It should go without saying -- but my experience in randoms suggests it does not -- that threat management is vital and is your responsibility. It is not the tank's job to have more threat than you; it's your job to have less threat than the tank. Use your Misdirection, use your FD before you pull aggro so that you don't pull in the first place, and use common sense -- which at times means slowing your DPS to match the threat generation of the tank.
Don't get me wrong, you'll screw up at times -- we all do. I had a hunter friend once who was fond of saying that if you pull aggro, you're a bad hunter, but if you never pull aggro, then you aren't pushing your DPS enough. It takes experience to find that line and mistakes to gain that experience. Just understand that when you do pull off the tank, it is a screw-up, and it's your fault.
SV in heroics has more to worry about on this front than other specs, with its crazy AoE abilities. It's entirely possible to MD to the tank, launch a couple of Multi-Shots, and then as soon as MD falls off, all the mobs turn to attack you. You FD, drop aggro, but a few seconds later, they all attack you again even though you didn't attack them at all. This is not a failure of FD (which can be resisted, by the way) -- remember that all those mobs now have Serpent Sting ticking on them every 3 seconds. If your tank is not capable of generating that amount of AoE threat, you may have to hold off on the AoE.
Even for single-target fights, you probably don't want to open full up if you don't have MD available. My rule of thumb is this: If MD is available, I lead with Explosive Shot, Serpent Sting, Black Arrow. If MD is down I lead with Black Arrow, Serpent Sting, and then Explosive Shot. This builds your threat much more slowly.
As always, do not attack any target until after the tank has attacked it. Not before, not at the same time -- after. And don't MD pull for the tank unless he asks for it.
So go learn the strats for the heroic boss fights, make sure your gear is up to the task, and prepare to burn everything to the ground in a hazy mess of fire and shadow and poison.

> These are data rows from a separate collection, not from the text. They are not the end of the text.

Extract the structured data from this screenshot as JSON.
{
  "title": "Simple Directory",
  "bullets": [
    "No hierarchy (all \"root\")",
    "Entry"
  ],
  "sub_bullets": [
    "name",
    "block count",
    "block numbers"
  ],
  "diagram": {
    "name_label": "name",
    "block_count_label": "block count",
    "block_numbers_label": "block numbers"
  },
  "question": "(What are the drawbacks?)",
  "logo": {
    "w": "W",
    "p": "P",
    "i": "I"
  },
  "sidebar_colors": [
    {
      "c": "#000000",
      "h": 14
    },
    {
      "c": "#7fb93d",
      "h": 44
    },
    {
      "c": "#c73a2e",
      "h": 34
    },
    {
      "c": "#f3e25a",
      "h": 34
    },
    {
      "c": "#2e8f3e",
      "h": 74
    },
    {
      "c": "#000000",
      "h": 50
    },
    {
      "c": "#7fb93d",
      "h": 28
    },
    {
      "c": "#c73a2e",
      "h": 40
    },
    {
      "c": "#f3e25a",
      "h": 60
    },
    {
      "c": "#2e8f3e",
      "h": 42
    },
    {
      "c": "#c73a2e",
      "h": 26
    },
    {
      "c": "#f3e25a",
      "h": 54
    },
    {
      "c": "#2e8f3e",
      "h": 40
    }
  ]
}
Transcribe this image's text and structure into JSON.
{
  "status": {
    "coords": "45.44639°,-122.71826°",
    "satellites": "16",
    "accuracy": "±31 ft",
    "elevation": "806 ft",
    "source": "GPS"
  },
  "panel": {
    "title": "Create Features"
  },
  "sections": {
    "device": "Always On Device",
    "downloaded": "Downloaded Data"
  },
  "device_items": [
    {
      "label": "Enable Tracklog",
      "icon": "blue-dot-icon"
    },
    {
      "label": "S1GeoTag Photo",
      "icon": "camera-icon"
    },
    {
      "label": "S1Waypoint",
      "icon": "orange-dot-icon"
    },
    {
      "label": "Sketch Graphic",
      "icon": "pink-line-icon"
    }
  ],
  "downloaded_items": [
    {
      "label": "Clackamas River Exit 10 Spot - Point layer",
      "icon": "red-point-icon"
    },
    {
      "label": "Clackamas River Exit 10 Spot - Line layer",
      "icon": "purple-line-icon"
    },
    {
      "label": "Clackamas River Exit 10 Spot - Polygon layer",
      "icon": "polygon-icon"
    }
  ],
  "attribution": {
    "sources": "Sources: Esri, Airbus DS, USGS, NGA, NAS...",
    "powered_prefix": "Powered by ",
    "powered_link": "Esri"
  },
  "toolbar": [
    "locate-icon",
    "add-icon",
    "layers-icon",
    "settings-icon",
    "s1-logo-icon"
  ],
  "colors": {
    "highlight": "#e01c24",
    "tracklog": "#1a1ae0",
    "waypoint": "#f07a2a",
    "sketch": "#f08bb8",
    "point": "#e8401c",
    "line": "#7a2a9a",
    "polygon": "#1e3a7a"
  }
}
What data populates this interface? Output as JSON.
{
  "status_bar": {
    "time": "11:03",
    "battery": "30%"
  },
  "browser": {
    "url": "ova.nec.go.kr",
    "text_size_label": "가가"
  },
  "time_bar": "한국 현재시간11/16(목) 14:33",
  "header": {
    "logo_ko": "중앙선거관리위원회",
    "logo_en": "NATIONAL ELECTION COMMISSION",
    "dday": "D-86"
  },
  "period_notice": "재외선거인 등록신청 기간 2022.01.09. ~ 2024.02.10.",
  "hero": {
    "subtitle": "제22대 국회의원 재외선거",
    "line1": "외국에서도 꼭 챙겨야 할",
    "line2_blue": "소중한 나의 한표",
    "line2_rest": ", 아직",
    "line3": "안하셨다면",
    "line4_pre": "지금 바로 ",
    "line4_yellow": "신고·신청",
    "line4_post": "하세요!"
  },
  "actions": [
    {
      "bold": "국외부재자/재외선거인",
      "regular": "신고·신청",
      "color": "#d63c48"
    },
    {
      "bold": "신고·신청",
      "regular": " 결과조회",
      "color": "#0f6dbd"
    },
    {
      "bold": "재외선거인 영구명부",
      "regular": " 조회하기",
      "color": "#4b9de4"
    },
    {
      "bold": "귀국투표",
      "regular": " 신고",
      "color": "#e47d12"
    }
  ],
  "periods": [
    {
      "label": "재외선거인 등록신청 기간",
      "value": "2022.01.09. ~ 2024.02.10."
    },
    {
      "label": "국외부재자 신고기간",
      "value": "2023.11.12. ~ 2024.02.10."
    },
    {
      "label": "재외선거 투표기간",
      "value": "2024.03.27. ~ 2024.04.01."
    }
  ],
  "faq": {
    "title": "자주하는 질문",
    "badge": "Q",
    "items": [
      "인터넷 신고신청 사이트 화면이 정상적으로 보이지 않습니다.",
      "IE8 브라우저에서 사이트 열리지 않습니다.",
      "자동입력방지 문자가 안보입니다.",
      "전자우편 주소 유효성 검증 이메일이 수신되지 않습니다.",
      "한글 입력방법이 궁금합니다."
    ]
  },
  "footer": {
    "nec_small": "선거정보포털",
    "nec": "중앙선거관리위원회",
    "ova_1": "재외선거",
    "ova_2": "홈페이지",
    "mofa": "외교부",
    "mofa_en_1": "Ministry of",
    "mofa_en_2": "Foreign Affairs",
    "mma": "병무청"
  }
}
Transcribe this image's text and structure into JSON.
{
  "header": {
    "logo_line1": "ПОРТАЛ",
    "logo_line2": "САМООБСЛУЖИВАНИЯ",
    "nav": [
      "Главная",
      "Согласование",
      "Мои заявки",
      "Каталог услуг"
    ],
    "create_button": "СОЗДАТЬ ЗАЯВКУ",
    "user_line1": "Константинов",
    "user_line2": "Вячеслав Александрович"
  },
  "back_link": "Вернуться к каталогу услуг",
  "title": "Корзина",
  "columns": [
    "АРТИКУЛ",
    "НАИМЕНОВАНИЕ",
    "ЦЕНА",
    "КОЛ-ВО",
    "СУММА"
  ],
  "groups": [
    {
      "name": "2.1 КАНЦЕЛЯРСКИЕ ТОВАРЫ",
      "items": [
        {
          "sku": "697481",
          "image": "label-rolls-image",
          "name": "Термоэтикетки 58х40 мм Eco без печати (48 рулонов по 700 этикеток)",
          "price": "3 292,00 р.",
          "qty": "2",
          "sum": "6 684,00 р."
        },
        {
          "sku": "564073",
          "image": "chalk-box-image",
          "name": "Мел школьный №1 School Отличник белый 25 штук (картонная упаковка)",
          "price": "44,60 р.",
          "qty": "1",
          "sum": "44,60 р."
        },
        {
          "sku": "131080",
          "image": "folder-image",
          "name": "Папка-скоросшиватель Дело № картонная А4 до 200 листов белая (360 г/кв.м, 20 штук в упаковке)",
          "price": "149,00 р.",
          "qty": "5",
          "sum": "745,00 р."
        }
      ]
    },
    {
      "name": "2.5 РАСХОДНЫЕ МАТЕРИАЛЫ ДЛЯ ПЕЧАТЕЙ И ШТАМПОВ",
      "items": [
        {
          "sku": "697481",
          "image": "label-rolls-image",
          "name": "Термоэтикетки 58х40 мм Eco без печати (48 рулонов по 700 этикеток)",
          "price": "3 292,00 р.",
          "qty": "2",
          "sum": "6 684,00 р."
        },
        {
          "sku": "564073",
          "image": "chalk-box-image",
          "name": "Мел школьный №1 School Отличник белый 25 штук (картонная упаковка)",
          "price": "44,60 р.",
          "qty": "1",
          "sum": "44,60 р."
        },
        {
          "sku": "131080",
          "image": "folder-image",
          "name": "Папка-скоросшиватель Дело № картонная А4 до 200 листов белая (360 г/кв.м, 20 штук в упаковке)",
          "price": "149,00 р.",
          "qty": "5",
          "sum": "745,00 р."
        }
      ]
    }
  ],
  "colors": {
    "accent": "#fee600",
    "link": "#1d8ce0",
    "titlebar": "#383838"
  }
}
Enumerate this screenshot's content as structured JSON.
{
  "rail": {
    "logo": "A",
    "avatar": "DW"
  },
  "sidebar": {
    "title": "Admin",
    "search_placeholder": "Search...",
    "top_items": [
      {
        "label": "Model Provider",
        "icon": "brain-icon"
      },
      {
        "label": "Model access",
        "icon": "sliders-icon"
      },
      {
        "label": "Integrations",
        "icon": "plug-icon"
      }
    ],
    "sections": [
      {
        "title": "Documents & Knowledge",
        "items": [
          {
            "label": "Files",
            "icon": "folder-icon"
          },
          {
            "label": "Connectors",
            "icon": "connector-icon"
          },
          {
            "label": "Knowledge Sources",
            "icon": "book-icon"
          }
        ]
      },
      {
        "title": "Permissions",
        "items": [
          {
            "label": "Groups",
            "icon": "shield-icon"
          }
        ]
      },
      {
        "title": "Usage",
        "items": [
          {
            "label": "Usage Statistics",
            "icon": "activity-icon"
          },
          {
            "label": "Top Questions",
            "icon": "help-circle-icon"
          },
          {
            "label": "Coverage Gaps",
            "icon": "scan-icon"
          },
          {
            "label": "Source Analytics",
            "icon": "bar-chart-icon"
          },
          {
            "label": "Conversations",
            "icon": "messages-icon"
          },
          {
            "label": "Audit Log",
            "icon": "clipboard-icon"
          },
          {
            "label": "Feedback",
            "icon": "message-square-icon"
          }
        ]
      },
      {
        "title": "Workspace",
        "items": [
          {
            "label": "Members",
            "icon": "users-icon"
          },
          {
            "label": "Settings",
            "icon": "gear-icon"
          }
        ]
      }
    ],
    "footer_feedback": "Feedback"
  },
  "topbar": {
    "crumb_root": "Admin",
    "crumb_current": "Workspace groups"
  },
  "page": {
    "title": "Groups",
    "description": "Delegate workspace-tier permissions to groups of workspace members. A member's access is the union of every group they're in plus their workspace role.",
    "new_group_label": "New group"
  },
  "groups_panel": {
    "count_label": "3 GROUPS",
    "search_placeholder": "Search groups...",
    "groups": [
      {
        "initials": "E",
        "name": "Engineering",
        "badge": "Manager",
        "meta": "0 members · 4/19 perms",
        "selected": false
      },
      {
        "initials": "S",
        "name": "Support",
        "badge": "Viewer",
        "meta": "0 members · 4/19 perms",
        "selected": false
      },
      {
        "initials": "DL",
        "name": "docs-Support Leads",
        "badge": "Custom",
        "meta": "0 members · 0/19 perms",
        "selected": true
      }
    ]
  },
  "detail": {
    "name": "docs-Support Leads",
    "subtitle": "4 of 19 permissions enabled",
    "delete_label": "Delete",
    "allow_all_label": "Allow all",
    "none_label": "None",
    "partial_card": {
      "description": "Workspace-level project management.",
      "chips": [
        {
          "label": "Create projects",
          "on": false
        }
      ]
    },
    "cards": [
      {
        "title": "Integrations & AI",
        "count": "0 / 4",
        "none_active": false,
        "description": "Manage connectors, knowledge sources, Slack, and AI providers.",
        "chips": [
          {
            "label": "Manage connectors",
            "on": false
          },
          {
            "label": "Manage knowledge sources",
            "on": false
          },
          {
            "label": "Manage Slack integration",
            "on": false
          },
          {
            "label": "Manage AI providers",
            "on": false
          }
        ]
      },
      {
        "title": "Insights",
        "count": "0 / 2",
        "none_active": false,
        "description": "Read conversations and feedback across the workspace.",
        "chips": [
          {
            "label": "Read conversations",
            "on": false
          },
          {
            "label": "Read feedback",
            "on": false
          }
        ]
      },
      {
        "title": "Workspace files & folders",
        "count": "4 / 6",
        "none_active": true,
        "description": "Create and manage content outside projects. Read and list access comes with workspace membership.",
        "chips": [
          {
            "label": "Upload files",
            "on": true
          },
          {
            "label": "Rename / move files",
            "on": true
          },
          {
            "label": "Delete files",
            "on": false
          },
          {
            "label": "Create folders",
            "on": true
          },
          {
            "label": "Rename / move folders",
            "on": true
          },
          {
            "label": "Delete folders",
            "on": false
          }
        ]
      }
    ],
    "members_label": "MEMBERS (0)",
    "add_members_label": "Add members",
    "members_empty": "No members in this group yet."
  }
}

Scattered Shots is dedicated to helping you learn everything it takes to be a hunter in Cataclysm. From leveling your hunter to optimizing for heroics to gearing up with pre-heroic loot and pre-raid loot, we've got you covered.